Social justice and Judaism at heart of Aylon's work
Performance artist's career and memoir will be celebrated Oct. 10 at the Rose
Helène Aylon knows how to make a scene.
The artist is known for iconoclastic performance-art pieces, which include driving across the country in a refashioned ambulance (Earth Ambulance, 1982), collecting dirt and soil from nuclear test sites.
In Japan, she asked students to fill sacks with seeds and bamboo shoots and floated the sacks down a river toward Hiroshima and Nagasaki (Current: two sacs en route, 1985).
She also highlighted a vellum-covered Bible in pink marker every time injustice to women occurs in the text (The Liberation of G-d, 1990-1996).

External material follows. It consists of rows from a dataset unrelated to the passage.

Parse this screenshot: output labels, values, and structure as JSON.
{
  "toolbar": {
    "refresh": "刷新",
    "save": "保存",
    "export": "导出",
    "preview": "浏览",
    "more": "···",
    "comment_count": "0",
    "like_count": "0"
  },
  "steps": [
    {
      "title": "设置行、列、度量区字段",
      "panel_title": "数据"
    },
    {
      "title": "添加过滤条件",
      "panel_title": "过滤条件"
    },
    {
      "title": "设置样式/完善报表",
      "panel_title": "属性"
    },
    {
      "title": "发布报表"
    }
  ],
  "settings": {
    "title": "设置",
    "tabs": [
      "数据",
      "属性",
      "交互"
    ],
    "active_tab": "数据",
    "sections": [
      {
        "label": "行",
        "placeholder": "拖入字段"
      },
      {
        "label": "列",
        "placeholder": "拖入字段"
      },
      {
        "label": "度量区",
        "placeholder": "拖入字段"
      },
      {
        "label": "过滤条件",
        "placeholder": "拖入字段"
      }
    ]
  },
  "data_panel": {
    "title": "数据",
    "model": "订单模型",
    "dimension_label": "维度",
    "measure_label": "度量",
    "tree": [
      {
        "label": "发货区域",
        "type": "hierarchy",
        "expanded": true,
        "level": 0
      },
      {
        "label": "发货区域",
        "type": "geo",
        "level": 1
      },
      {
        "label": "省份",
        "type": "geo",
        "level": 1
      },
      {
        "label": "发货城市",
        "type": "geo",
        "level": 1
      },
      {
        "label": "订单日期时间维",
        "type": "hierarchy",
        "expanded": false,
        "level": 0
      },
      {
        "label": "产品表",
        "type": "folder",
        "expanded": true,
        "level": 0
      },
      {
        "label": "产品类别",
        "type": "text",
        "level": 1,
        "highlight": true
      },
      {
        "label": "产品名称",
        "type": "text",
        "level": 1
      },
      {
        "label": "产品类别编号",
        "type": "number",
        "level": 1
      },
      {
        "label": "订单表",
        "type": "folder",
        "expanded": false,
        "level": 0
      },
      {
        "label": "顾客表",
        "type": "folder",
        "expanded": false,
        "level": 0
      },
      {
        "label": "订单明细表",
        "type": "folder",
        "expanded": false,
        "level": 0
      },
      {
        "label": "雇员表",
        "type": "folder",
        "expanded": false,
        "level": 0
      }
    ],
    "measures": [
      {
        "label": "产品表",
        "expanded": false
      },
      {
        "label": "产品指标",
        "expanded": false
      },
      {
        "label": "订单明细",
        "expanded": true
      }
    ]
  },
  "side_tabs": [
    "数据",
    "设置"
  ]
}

Themes of social and environmental justice are at the heart of Aylon’s work. But just as integral to her vision is her identity as a Jewish woman. These elements fuel Aylon’s memoir, “Whatever Is Contained Must Be Released: My Jewish Orthodox Girlhood, My Life as a Feminist Artist,” which chronicles the evolution of her Jewish feminist identity. It was recently published in the Reuben/Rifkin Jewish Women Writer’s Series: a joint project of the Hadassah-Brandeis Institute and the Feminist Press.
The institute will celebrate the memoir’s publication and Aylon’s career at the Rose Art Museum on Wednesday, Oct.10, in an event open to the public. Aylon will read a brief section from her memoir, accompanied by a retrospective slideshow and discussion of the intersection of Jewish identity and art. Light refreshments and a book signing will follow.
“Helène Aylon has tackled the important issues of the day, such as environmentalism, religion and feminism and explored their intersection,” said Shulamit Reinharz, Potofsky Professor of Sociology at Brandeis and founding director of the HBI. “Her work is provocative and beautiful at the same time, and I am thrilled that the HBI could partner with the Feminist Press to publish her life story.”
Aylon’s work is internationally recognized and has been featured in museums all over the world, from the Whitney Museum of American Art in New York to the Jewish Museum of Australia. She has worked as a consultant for the HBI, in addition to exhibiting her work (My Notebooks, 2010) in its gallery and receiving HBI support for All Rise (2010), an installation at the Jewish Museum in New York that resembles a courtroom, highlighting the absence of women in the rabbinic court.
Despite such critiques, her deep passion for Judaism is evident. “I, myself, I love Judaism, and I’m staying in it because the rituals that are so important to me were all created by women. The lighting of the candles wasn’t written in the Five Books of Moses, but it’s a major part of feeling Jewish for me,” she said.
While Aylon shows no signs of slowing down at the age of 81, she often thinks about the newest generation of Jewish, female artists. “They will have to continue with the topics I started to address, but they will still contend with new challenges,” she said. “It’s also important that they understand what feminists have struggled for, because those are foremothers too.”